*** Begin section ***
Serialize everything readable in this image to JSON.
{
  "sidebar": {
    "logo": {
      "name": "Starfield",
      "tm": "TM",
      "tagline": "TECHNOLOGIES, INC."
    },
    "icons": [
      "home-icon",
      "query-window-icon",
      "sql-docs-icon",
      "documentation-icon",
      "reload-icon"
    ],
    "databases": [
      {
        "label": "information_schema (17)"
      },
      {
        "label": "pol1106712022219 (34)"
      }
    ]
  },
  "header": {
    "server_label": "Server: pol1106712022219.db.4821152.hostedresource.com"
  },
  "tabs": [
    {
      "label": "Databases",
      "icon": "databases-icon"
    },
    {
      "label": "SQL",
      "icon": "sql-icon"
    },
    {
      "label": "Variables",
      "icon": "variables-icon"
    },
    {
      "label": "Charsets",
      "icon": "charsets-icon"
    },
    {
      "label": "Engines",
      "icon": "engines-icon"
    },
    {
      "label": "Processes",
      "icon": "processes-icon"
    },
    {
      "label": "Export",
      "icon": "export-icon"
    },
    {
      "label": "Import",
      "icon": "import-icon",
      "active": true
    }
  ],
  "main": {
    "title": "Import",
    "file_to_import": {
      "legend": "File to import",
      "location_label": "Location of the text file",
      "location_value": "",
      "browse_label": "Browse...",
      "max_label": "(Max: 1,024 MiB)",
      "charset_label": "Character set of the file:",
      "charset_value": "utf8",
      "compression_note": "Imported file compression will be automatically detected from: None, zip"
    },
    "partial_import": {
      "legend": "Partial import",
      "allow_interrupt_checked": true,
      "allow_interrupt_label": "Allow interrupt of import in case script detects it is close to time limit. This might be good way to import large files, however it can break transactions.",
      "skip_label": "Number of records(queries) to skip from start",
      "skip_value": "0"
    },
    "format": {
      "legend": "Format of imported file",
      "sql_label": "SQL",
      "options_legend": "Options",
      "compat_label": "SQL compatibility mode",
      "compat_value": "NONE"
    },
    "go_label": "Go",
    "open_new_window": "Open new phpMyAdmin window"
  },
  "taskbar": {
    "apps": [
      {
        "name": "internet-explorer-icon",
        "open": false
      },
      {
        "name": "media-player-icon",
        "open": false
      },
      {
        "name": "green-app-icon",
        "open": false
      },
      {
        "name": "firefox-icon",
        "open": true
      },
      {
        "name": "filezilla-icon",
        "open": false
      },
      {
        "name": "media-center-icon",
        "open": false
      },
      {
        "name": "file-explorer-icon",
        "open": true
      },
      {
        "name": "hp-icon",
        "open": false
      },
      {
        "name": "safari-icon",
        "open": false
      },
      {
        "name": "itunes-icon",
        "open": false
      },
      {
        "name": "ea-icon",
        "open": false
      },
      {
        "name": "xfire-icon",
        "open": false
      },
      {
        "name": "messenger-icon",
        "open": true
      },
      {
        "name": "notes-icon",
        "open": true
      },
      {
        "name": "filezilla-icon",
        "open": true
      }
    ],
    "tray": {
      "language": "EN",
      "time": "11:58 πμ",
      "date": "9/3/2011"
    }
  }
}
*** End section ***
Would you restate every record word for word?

Serialize everything readable in this image to JSON.
{
  "sidebar": {
    "logo": {
      "name": "Starfield",
      "tm": "TM",
      "tagline": "TECHNOLOGIES, INC."
    },
    "icons": [
      "home-icon",
      "query-window-icon",
      "sql-docs-icon",
      "documentation-icon",
      "reload-icon"
    ],
    "databases": [
      {
        "label": "information_schema (17)"
      },
      {
        "label": "pol1106712022219 (34)"
      }
    ]
  },
  "header": {
    "server_label": "Server: pol1106712022219.db.4821152.hostedresource.com"
  },
  "tabs": [
    {
      "label": "Databases",
      "icon": "databases-icon"
    },
    {
      "label": "SQL",
      "icon": "sql-icon"
    },
    {
      "label": "Variables",
      "icon": "variables-icon"
    },
    {
      "label": "Charsets",
      "icon": "charsets-icon"
    },
    {
      "label": "Engines",
      "icon": "engines-icon"
    },
    {
      "label": "Processes",
      "icon": "processes-icon"
    },
    {
      "label": "Export",
      "icon": "export-icon"
    },
    {
      "label": "Import",
      "icon": "import-icon",
      "active": true
    }
  ],
  "main": {
    "title": "Import",
    "file_to_import": {
      "legend": "File to import",
      "location_label": "Location of the text file",
      "location_value": "",
      "browse_label": "Browse...",
      "max_label": "(Max: 1,024 MiB)",
      "charset_label": "Character set of the file:",
      "charset_value": "utf8",
      "compression_note": "Imported file compression will be automatically detected from: None, zip"
    },
    "partial_import": {
      "legend": "Partial import",
      "allow_interrupt_checked": true,
      "allow_interrupt_label": "Allow interrupt of import in case script detects it is close to time limit. This might be good way to import large files, however it can break transactions.",
      "skip_label": "Number of records(queries) to skip from start",
      "skip_value": "0"
    },
    "format": {
      "legend": "Format of imported file",
      "sql_label": "SQL",
      "options_legend": "Options",
      "compat_label": "SQL compatibility mode",
      "compat_value": "NONE"
    },
    "go_label": "Go",
    "open_new_window": "Open new phpMyAdmin window"
  },
  "taskbar": {
    "apps": [
      {
        "name": "internet-explorer-icon",
        "open": false
      },
      {
        "name": "media-player-icon",
        "open": false
      },
      {
        "name": "green-app-icon",
        "open": false
      },
      {
        "name": "firefox-icon",
        "open": true
      },
      {
        "name": "filezilla-icon",
        "open": false
      },
      {
        "name": "media-center-icon",
        "open": false
      },
      {
        "name": "file-explorer-icon",
        "open": true
      },
      {
        "name": "hp-icon",
        "open": false
      },
      {
        "name": "safari-icon",
        "open": false
      },
      {
        "name": "itunes-icon",
        "open": false
      },
      {
        "name": "ea-icon",
        "open": false
      },
      {
        "name": "xfire-icon",
        "open": false
      },
      {
        "name": "messenger-icon",
        "open": true
      },
      {
        "name": "notes-icon",
        "open": true
      },
      {
        "name": "filezilla-icon",
        "open": true
      }
    ],
    "tray": {
      "language": "EN",
      "time": "11:58 πμ",
      "date": "9/3/2011"
    }
  }
}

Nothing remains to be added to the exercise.